The Irony of Me Using the Word Complete
Several decades ago when I was getting my doctorate, we were just beginning to talk about the mind as something different from the brain. Everyone was all: oooo, the nervous system! It's responsible for an awful lot of information. It's part of the mind!
Then the person next to you joined your mind, in that the affects of those around you on the way you think and perceive and feel became undeniable, making interpersonal neurobiology an official field of study. But we can't stop there, because the environment you're in affects your mind — is your mind, as well. And that includes pretty much everything in your environment. Including technology.
It's ironic to use complete, because there could be something we haven't discovered yet that should be included in our definition of mind.
It's humbling, I know.
But that shouldn't prevent us from moving forward with our current understanding of mind, which is dramatically more expansive than it was in the 20th century (and doesn't putting it that way make it sound so far in the past? It's 24 years ago).
What This Means For You
If you have an awareness practice, over time you realize your sense organs connect you to the world. Intellectually you always knew that, but feeling it is different. And to be clear, this is a scientific phenomenon; there's nothing woo-woo about it.

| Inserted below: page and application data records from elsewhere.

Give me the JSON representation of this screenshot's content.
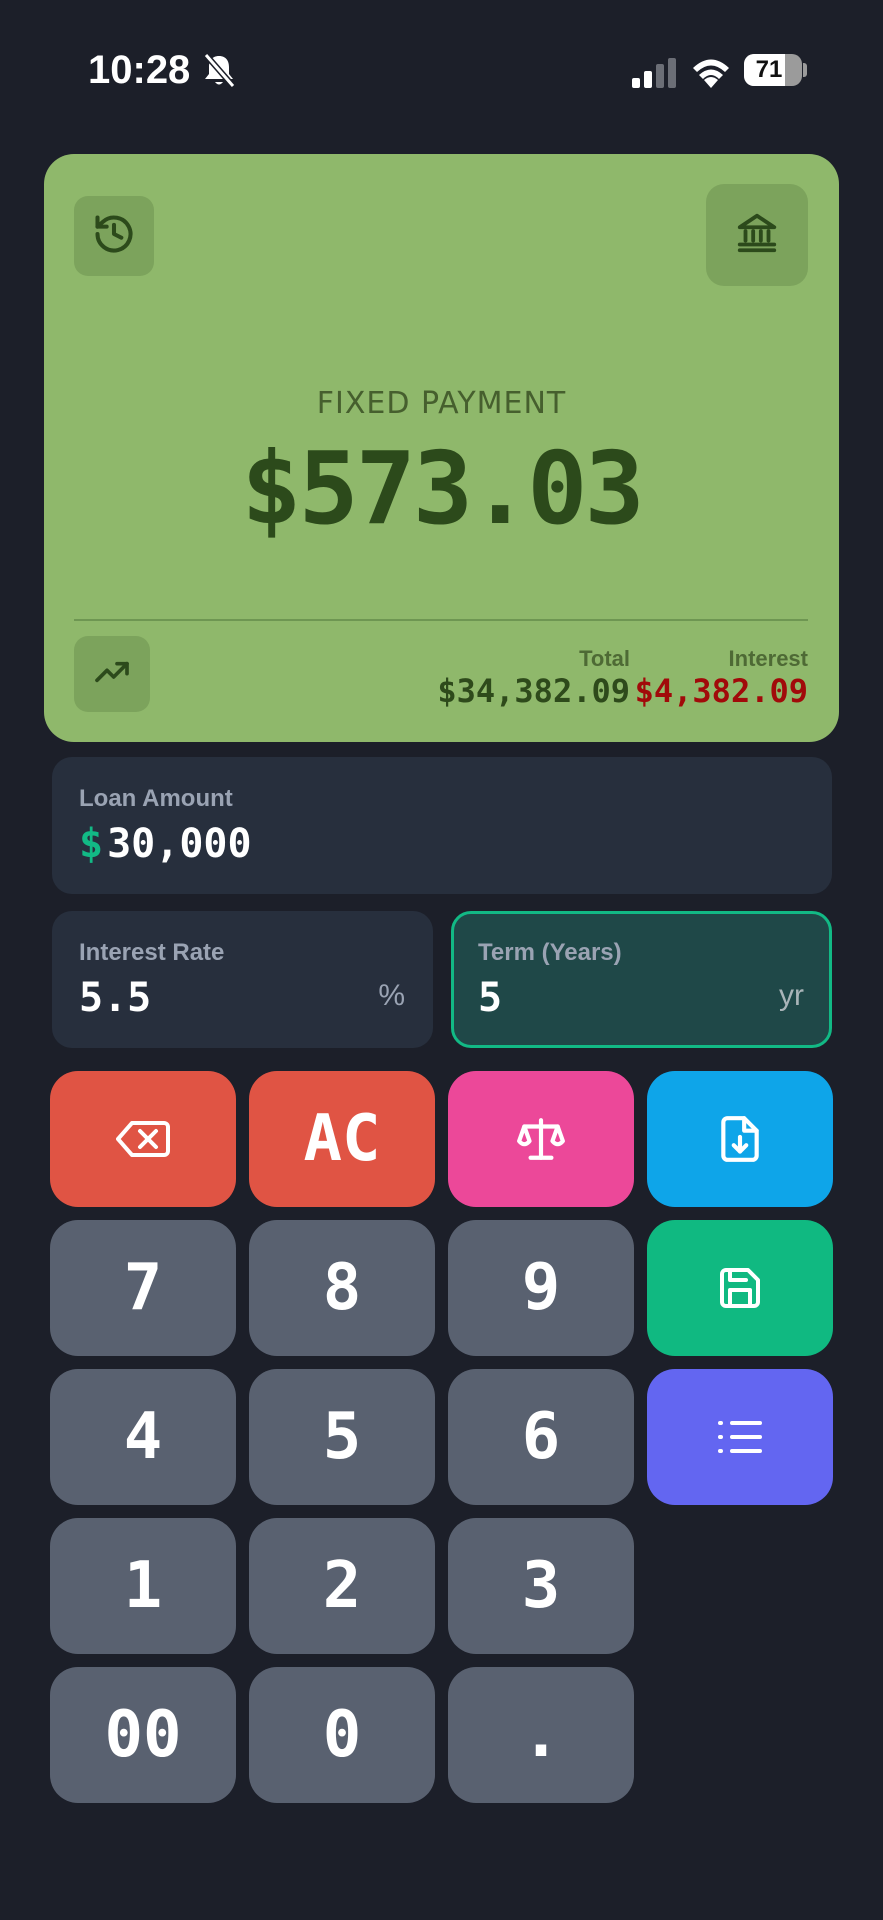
{
  "status_bar": {
    "time": "10:28",
    "battery": "71",
    "battery_level": 0.71,
    "icons": [
      "bell-slash-icon",
      "cellular-signal-icon",
      "wifi-icon",
      "battery-icon"
    ]
  },
  "result": {
    "label": "FIXED PAYMENT",
    "payment": "$573.03",
    "total_label": "Total",
    "total_value": "$34,382.09",
    "interest_label": "Interest",
    "interest_value": "$4,382.09",
    "icons": [
      "history-icon",
      "bank-icon",
      "trending-up-icon"
    ],
    "colors": {
      "card_bg": "#8fb86b",
      "interest": "#a10a0a",
      "payment": "#2c4a1b"
    }
  },
  "fields": {
    "loan": {
      "label": "Loan Amount",
      "currency": "$",
      "value": "30,000"
    },
    "rate": {
      "label": "Interest Rate",
      "value": "5.5",
      "unit": "%"
    },
    "term": {
      "label": "Term (Years)",
      "value": "5",
      "unit": "yr",
      "active": true
    }
  },
  "keypad": {
    "clear": "AC",
    "digits": {
      "seven": "7",
      "eight": "8",
      "nine": "9",
      "four": "4",
      "five": "5",
      "six": "6",
      "one": "1",
      "two": "2",
      "three": "3",
      "double_zero": "00",
      "zero": "0",
      "decimal": "."
    },
    "icons": [
      "backspace-icon",
      "scale-icon",
      "file-download-icon",
      "save-icon",
      "list-icon"
    ],
    "colors": {
      "red": "#e05444",
      "pink": "#ec4899",
      "blue": "#0ea5e9",
      "green": "#10b981",
      "indigo": "#6366f1",
      "digit": "#596170"
    }
  }
}
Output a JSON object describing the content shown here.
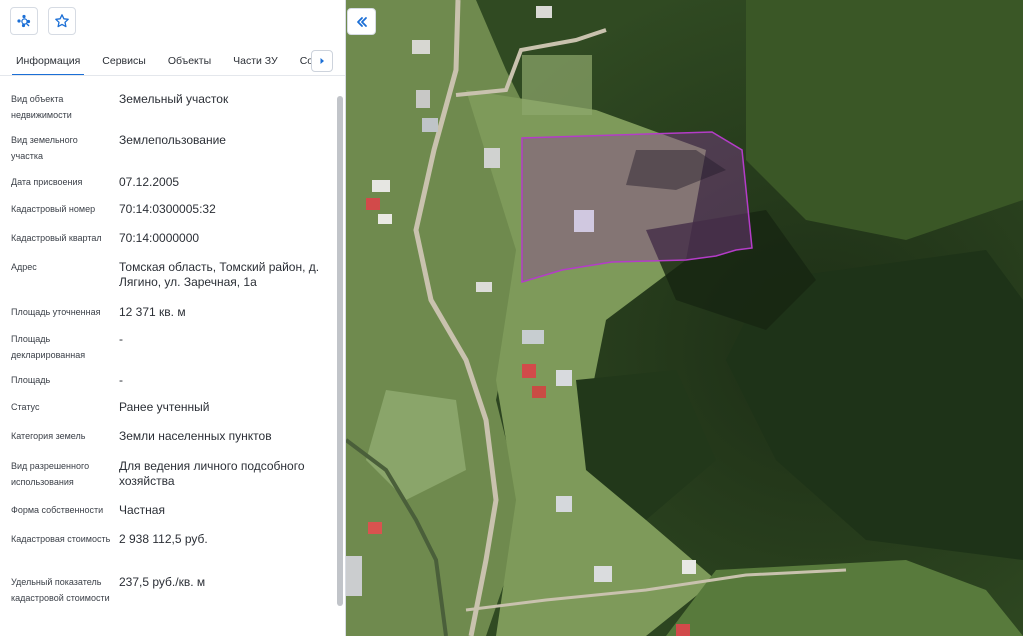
{
  "toolbar": {
    "layers_icon": "layers-search-icon",
    "favorite_icon": "star-icon"
  },
  "tabs": [
    {
      "label": "Информация",
      "active": true
    },
    {
      "label": "Сервисы",
      "active": false
    },
    {
      "label": "Объекты",
      "active": false
    },
    {
      "label": "Части ЗУ",
      "active": false
    },
    {
      "label": "Соста",
      "active": false
    }
  ],
  "info": [
    {
      "label": "Вид объекта недвижимости",
      "value": "Земельный участок"
    },
    {
      "label": "Вид земельного участка",
      "value": "Землепользование"
    },
    {
      "label": "Дата присвоения",
      "value": "07.12.2005"
    },
    {
      "label": "Кадастровый номер",
      "value": "70:14:0300005:32"
    },
    {
      "label": "Кадастровый квартал",
      "value": "70:14:0000000"
    },
    {
      "label": "Адрес",
      "value": "Томская область, Томский район, д. Лягино, ул. Заречная, 1а"
    },
    {
      "label": "Площадь уточненная",
      "value": "12 371 кв. м"
    },
    {
      "label": "Площадь декларированная",
      "value": "-"
    },
    {
      "label": "Площадь",
      "value": "-"
    },
    {
      "label": "Статус",
      "value": "Ранее учтенный"
    },
    {
      "label": "Категория земель",
      "value": "Земли населенных пунктов"
    },
    {
      "label": "Вид разрешенного использования",
      "value": "Для ведения личного подсобного хозяйства"
    },
    {
      "label": "Форма собственности",
      "value": "Частная"
    },
    {
      "label": "Кадастровая стоимость",
      "value": "2 938 112,5 руб."
    },
    {
      "label": "Удельный показатель кадастровой стоимости",
      "value": "237,5 руб./кв. м"
    }
  ],
  "map": {
    "collapse_icon": "double-chevron-left-icon",
    "parcel_color": "#b43cc8",
    "accent": "#1b6fd6"
  }
}
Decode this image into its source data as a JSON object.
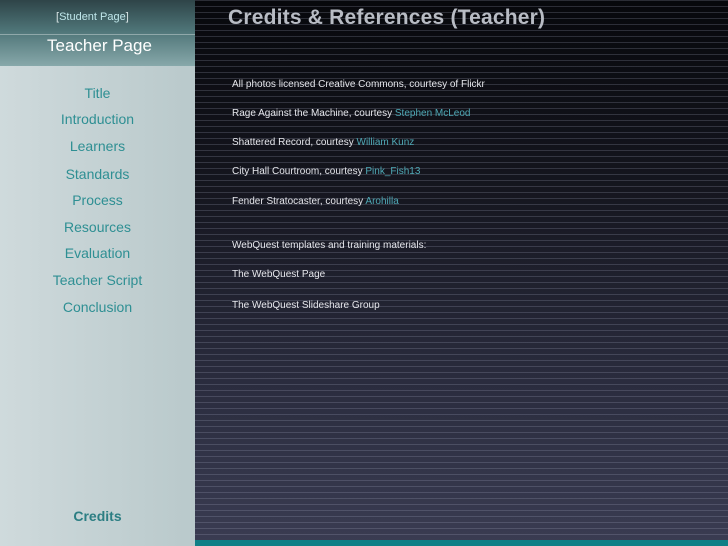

And when we talk about our senses, we include interoception, which is related to the feeling tone that is the precursor to our emotions. Our guts are filled with neurons, and all kinds of cells are involved in sensing our world and being affected by it. This means awareness practices need to take a multi-sensory approach to be most useful.
What Does Useful Mean?
If there can be said to be a goal of awareness practices, that goal is insight. If you want to learn the most about your human experience and then take the next step of relieving yourself of your patterns of thought and behavior that cause you suffering, insight is the way. Awareness practices show you your life, but they don't alone relieve your suffering. For that, you need to do the hard work of asking . . .
What's here now, and what does it remind me of? When do I tend to feel/think this? What is the lesson here?
Last night was the first class for a group of Edward Jones financial advisors, and those questions, for me, were the crucial moment. We must move toward what makes us uncomfortable so that we can gain insight and create a different future for ourselves.
We need to study our present moments (which are a byproduct of our past), to be able to imagine and craft better futures.
May ease find you.